The Washington Times - October 12, 2011, 11:30PM

You would think the members of the Occupy Wall Street movement would be grateful to the media for all the attention they are getting. But according to the draft “American People’s New Economic Charter,” the group is discussing ways to bring an end to freedom of the press as we know it. Rather than calling for more decentralized free media, citizen journalism, blogging, tweeting and so forth, the occupiers are proposing creating a centralized, top-down communications system, subsidized, monitored and controlled by the government. 

The charter envisions the government assuming much broader responsibilities in educating and employing journalists. The charter suggests subsidizing “journalism in institutions of higher education and all forms of public access media according to need, regardless of political position.” And freshly-minted government-subsidized journalists can look forward to government-subsidized jobs. The charter recommends “Increase[d] funding for public media outlets, such as the Corporation for Public Broadcasting.” The authors want to use “the existing Federal public relations budget” (whatever that is) “to pay for real freedom of the press.” Why they think that being paid for and controlled by the government would give journalists “real freedom” is puzzling. Investigative journalism focusing on government misdeeds would be particularly problematic, since it would be biting the hand that feeds. In practical terms the occupiers’ plan is a recipe for ceaseless government misbehavior with no chance of the public ever knowing about it.


In the new regime the self-policing function of journalism, or even the watchdog function of bloggers and other independent fact-checkers would be discarded in favor of government-based oversight. The charter suggests a “Truth in Journalism” law along the lines of “Truth in Advertising” regulations “whereby the FCC is required by law to report on journalistic errors and intentional deception.” But being able to prove intentional deception would involve giving the FCC a broad array of investigative powers. Chilling effect, schmilling effect.

For those media consumers who lack critical thinking skills, fear not. The charter asserts that “a clear distinction must be made between informative fact-based programs and columns, and op-ed programs and columns.” Most people tend to pick up these differences on their own – in case you were wondering, Washington Times opinion articles are in a separate section clearly marked “Commentary.” But the authors of the charter are interested in protecting the lowest common denominator media consumer from accidentally mistaking opinion for fact, or maybe vice-versa. The charter suggests “warning stamps required next to the program stamps letting people know if the program is opinion based vs fact,” which is really a false dichotomy since any opinions worth reading have a strong factual basis. Besides, the problem in the media today is not fact-based opinion, but opinion-based facts.

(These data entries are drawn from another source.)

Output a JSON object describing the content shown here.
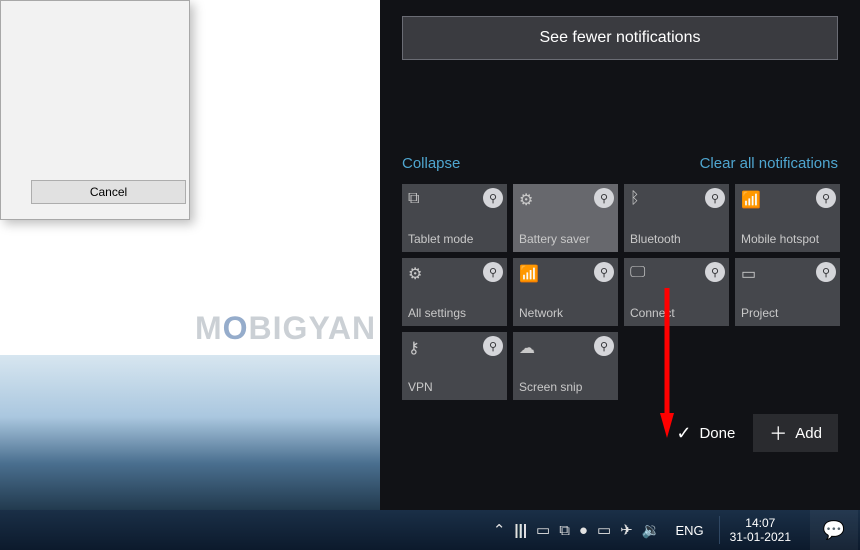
{
  "dialog": {
    "cancel_label": "Cancel"
  },
  "watermark": {
    "pre": "M",
    "mid": "O",
    "post": "BIGYAN"
  },
  "action_center": {
    "see_fewer_label": "See fewer notifications",
    "collapse_label": "Collapse",
    "clear_all_label": "Clear all notifications",
    "done_label": "Done",
    "add_label": "Add",
    "tiles": [
      {
        "label": "Tablet mode",
        "icon": "⧉",
        "name": "tile-tablet-mode"
      },
      {
        "label": "Battery saver",
        "icon": "⚙",
        "name": "tile-battery-saver",
        "hi": true
      },
      {
        "label": "Bluetooth",
        "icon": "ᛒ",
        "name": "tile-bluetooth"
      },
      {
        "label": "Mobile hotspot",
        "icon": "📶",
        "name": "tile-mobile-hotspot"
      },
      {
        "label": "All settings",
        "icon": "⚙",
        "name": "tile-all-settings"
      },
      {
        "label": "Network",
        "icon": "📶",
        "name": "tile-network"
      },
      {
        "label": "Connect",
        "icon": "🖵",
        "name": "tile-connect"
      },
      {
        "label": "Project",
        "icon": "▭",
        "name": "tile-project"
      },
      {
        "label": "VPN",
        "icon": "⚷",
        "name": "tile-vpn"
      },
      {
        "label": "Screen snip",
        "icon": "☁",
        "name": "tile-screen-snip"
      }
    ]
  },
  "taskbar": {
    "language": "ENG",
    "time": "14:07",
    "date": "31-01-2021",
    "icons": {
      "chevron_up": "⌃",
      "bars": "|||",
      "battery_tiny": "▭",
      "task_view": "⧉",
      "utorrent": "●",
      "battery": "▭",
      "airplane": "✈",
      "sound": "🔉",
      "notification": "💬"
    }
  }
}
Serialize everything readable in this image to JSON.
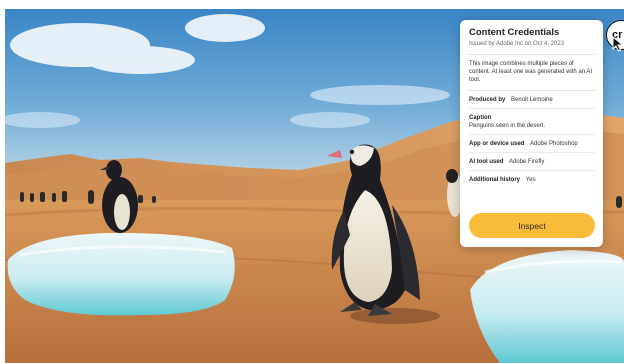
{
  "card": {
    "title": "Content Credentials",
    "issued": "Issued by Adobe Inc on Oct 4, 2023",
    "description": "This image combines multiple pieces of content. At least one was generated with an AI tool.",
    "produced_by_label": "Produced by",
    "produced_by_value": "Benoit Lemoine",
    "caption_label": "Caption",
    "caption_value": "Penguins seen in the desert.",
    "app_label": "App or device used",
    "app_value": "Adobe Photoshop",
    "ai_tool_label": "AI tool used",
    "ai_tool_value": "Adobe Firefly",
    "history_label": "Additional history",
    "history_value": "Yes",
    "inspect_label": "Inspect"
  },
  "badge": {
    "label": "cr",
    "icon": "content-credentials-icon"
  },
  "cursor": {
    "icon": "pointer-cursor-icon"
  },
  "image": {
    "subject": "penguins-in-desert-photo"
  }
}
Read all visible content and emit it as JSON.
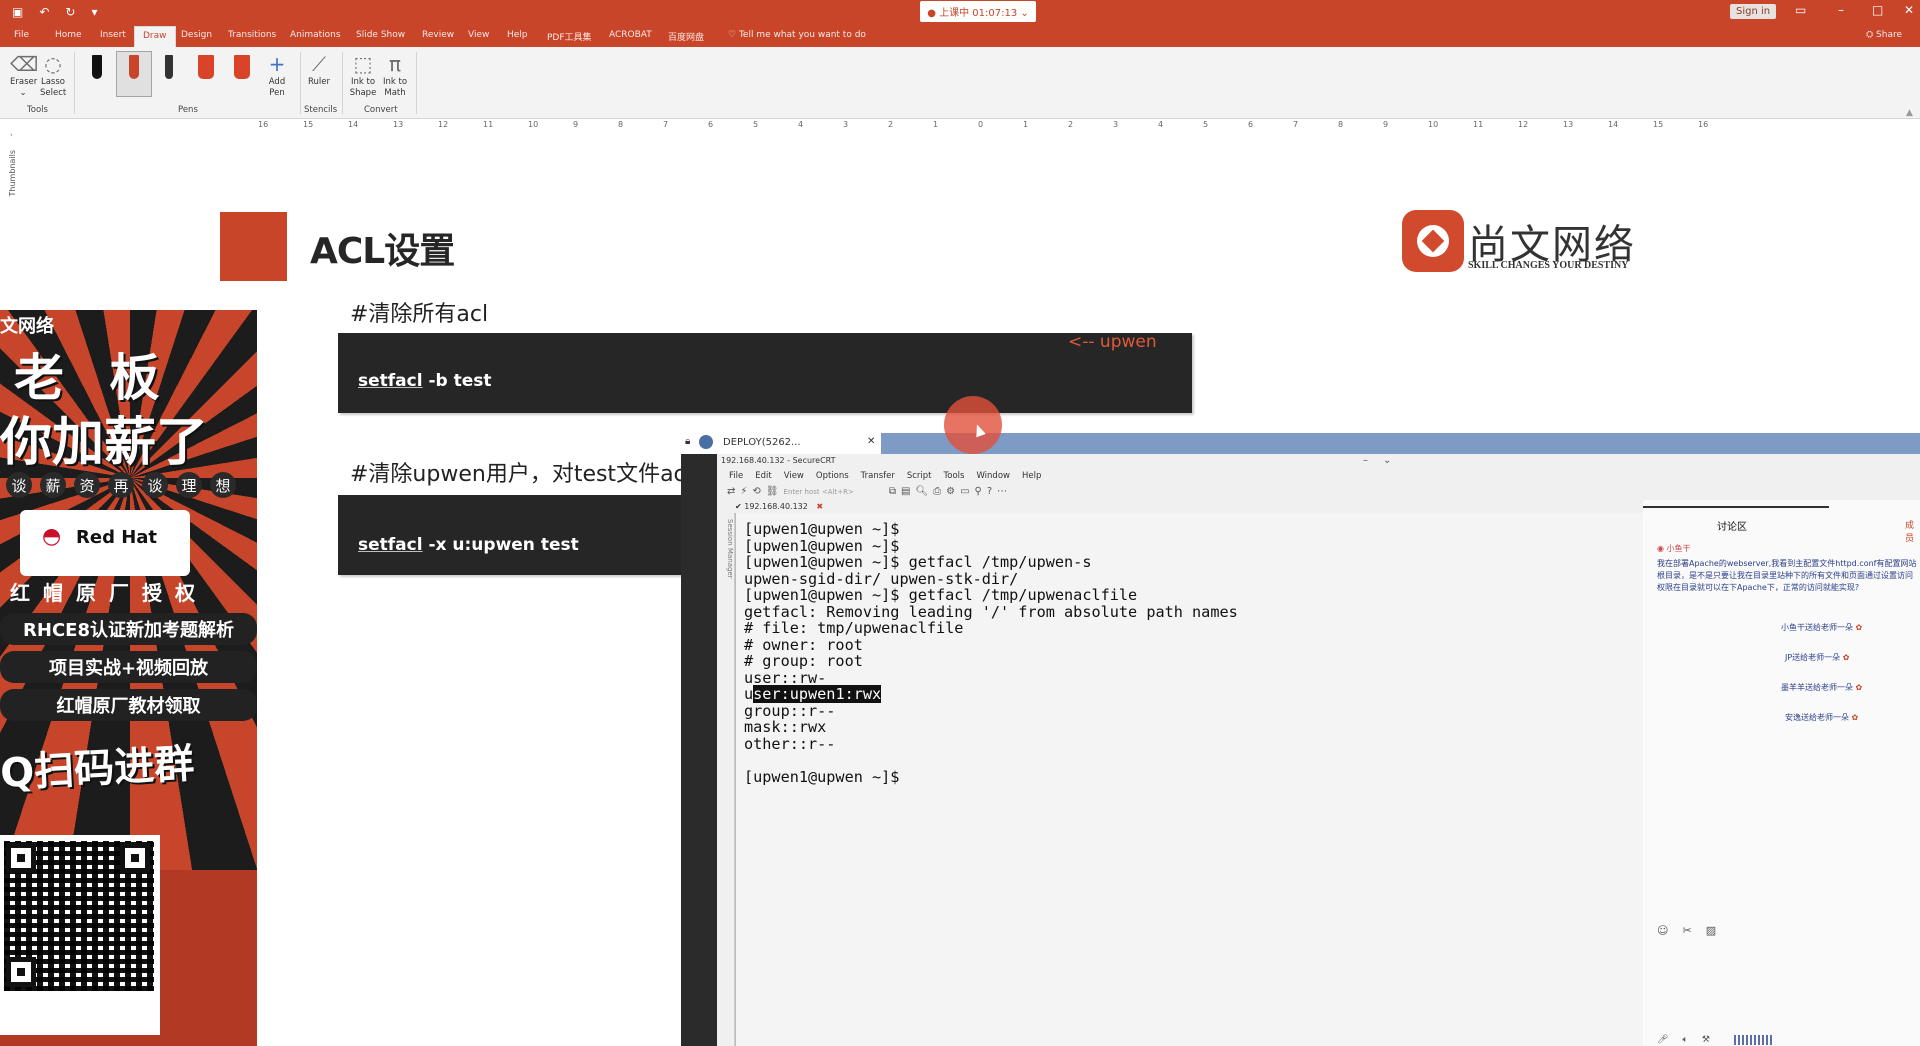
{
  "titlebar": {
    "recording": "● 上课中 01:07:13 ⌄",
    "sign_in": "Sign in",
    "share": "⛭ Share"
  },
  "tabs": [
    "File",
    "Home",
    "Insert",
    "Draw",
    "Design",
    "Transitions",
    "Animations",
    "Slide Show",
    "Review",
    "View",
    "Help",
    "PDF工具集",
    "ACROBAT",
    "百度网盘"
  ],
  "tell_me": "Tell me what you want to do",
  "ribbon": {
    "eraser": "Eraser",
    "lasso": "Lasso Select",
    "tools_group": "Tools",
    "pens_group": "Pens",
    "add_pen": "Add Pen",
    "ruler": "Ruler",
    "stencils_group": "Stencils",
    "ink_to_shape": "Ink to Shape",
    "ink_to_math": "Ink to Math",
    "convert_group": "Convert"
  },
  "ruler_ticks": [
    "16",
    "15",
    "14",
    "13",
    "12",
    "11",
    "10",
    "9",
    "8",
    "7",
    "6",
    "5",
    "4",
    "3",
    "2",
    "1",
    "0",
    "1",
    "2",
    "3",
    "4",
    "5",
    "6",
    "7",
    "8",
    "9",
    "10",
    "11",
    "12",
    "13",
    "14",
    "15",
    "16"
  ],
  "thumbnails_label": "Thumbnails",
  "slide": {
    "title": "ACL设置",
    "logo_name": "尚文网络",
    "logo_sub": "SKILL CHANGES YOUR DESTINY",
    "comment1": "#清除所有acl",
    "code1_cmd": "setfacl",
    "code1_args": " -b test",
    "upwen_tag": "<-- upwen",
    "comment2": "#清除upwen用户，对test文件acl",
    "code2_cmd": "setfacl",
    "code2_args": " -x u:upwen test"
  },
  "ad": {
    "brand": "文网络",
    "line1": "老 板",
    "line2": "你加薪了",
    "chars": [
      "谈",
      "薪",
      "资",
      "再",
      "谈",
      "理",
      "想"
    ],
    "redhat": "Red Hat",
    "slogan_chars": [
      "红",
      "帽",
      "原",
      "厂",
      "授",
      "权"
    ],
    "pill1": "RHCE8认证新加考题解析",
    "pill2": "项目实战+视频回放",
    "pill3": "红帽原厂教材领取",
    "qq": "Q扫码进群"
  },
  "crt": {
    "tab_label": "DEPLOY(5262...",
    "window_title": "192.168.40.132 - SecureCRT",
    "menu": [
      "File",
      "Edit",
      "View",
      "Options",
      "Transfer",
      "Script",
      "Tools",
      "Window",
      "Help"
    ],
    "host_hint": "Enter host <Alt+R>",
    "session_tab": "✔ 192.168.40.132",
    "session_manager": "Session Manager",
    "terminal_lines": [
      "[upwen1@upwen ~]$",
      "[upwen1@upwen ~]$",
      "[upwen1@upwen ~]$ getfacl /tmp/upwen-s",
      "upwen-sgid-dir/ upwen-stk-dir/",
      "[upwen1@upwen ~]$ getfacl /tmp/upwenaclfile",
      "getfacl: Removing leading '/' from absolute path names",
      "# file: tmp/upwenaclfile",
      "# owner: root",
      "# group: root",
      "user::rw-",
      "user:upwen1:rwx",
      "group::r--",
      "mask::rwx",
      "other::r--",
      "",
      "[upwen1@upwen ~]$"
    ],
    "highlight_line_index": 10,
    "highlight_prefix": "u",
    "highlight_text": "ser:upwen1:rwx"
  },
  "discussion": {
    "title": "讨论区",
    "more": "成员",
    "user": "小鱼干",
    "message": "我在部署Apache的webserver,我看到主配置文件httpd.conf有配置网站根目录，是不是只要让我在目录里站种下的所有文件和页面通过设置访问权限在目录就可以在下Apache下，正常的访问就能实现?",
    "gifts": [
      "小鱼干送给老师一朵",
      "JP送给老师一朵",
      "墨羊羊送给老师一朵",
      "安逸送给老师一朵"
    ]
  },
  "colors": {
    "accent": "#c8452a",
    "dark": "#262626",
    "crt_tab": "#7d9bc4"
  }
}
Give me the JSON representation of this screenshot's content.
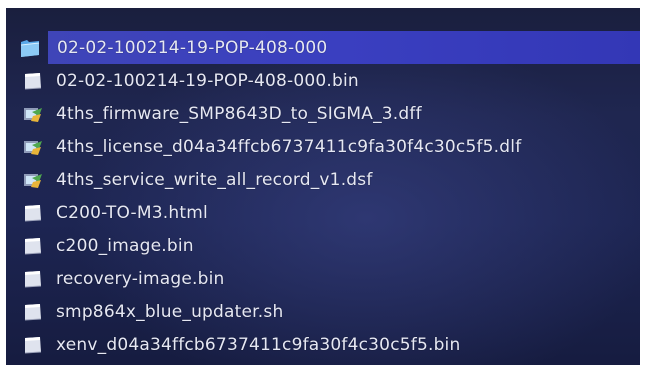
{
  "file_browser": {
    "accent_color": "#3a3fc0",
    "background_color": "#1d2552",
    "items": [
      {
        "name": "02-02-100214-19-POP-408-000",
        "icon": "folder-icon",
        "selected": true
      },
      {
        "name": "02-02-100214-19-POP-408-000.bin",
        "icon": "file-icon",
        "selected": false
      },
      {
        "name": "4ths_firmware_SMP8643D_to_SIGMA_3.dff",
        "icon": "script-file-icon",
        "selected": false
      },
      {
        "name": "4ths_license_d04a34ffcb6737411c9fa30f4c30c5f5.dlf",
        "icon": "script-file-icon",
        "selected": false
      },
      {
        "name": "4ths_service_write_all_record_v1.dsf",
        "icon": "script-file-icon",
        "selected": false
      },
      {
        "name": "C200-TO-M3.html",
        "icon": "file-icon",
        "selected": false
      },
      {
        "name": "c200_image.bin",
        "icon": "file-icon",
        "selected": false
      },
      {
        "name": "recovery-image.bin",
        "icon": "file-icon",
        "selected": false
      },
      {
        "name": "smp864x_blue_updater.sh",
        "icon": "file-icon",
        "selected": false
      },
      {
        "name": "xenv_d04a34ffcb6737411c9fa30f4c30c5f5.bin",
        "icon": "file-icon",
        "selected": false
      }
    ]
  }
}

There was a disagreement over how the press should handle war reporting. One poster suggested mandating “no reporting on wars, like the 60’s - misleads us into forgetting about military expenses.” It’s hard to understand what this means exactly since in the 1960s there was a lot of reporting on wars, Vietnam in particular, and it did anything but make people forget military expenses. But another poster took issue with this proposed bit of censorship, arguing “there will be no war, so that’s moot. The government will have one media center in which it broadcasts/reports on its news. Who do these warmongers think are going to attack us?” Well, regardless of who the attacker is, if they mount a first strike on the government’s “one media center” no Americans will even know there is a war on.

The charter adds, helpfully, that “There is no democracy without the free flow of information.” Which argues against 99% of what the occupiers are proposing.

Government Mandated Warning: The Robbins Report is the completely biased opinion of one increasingly perplexed writer.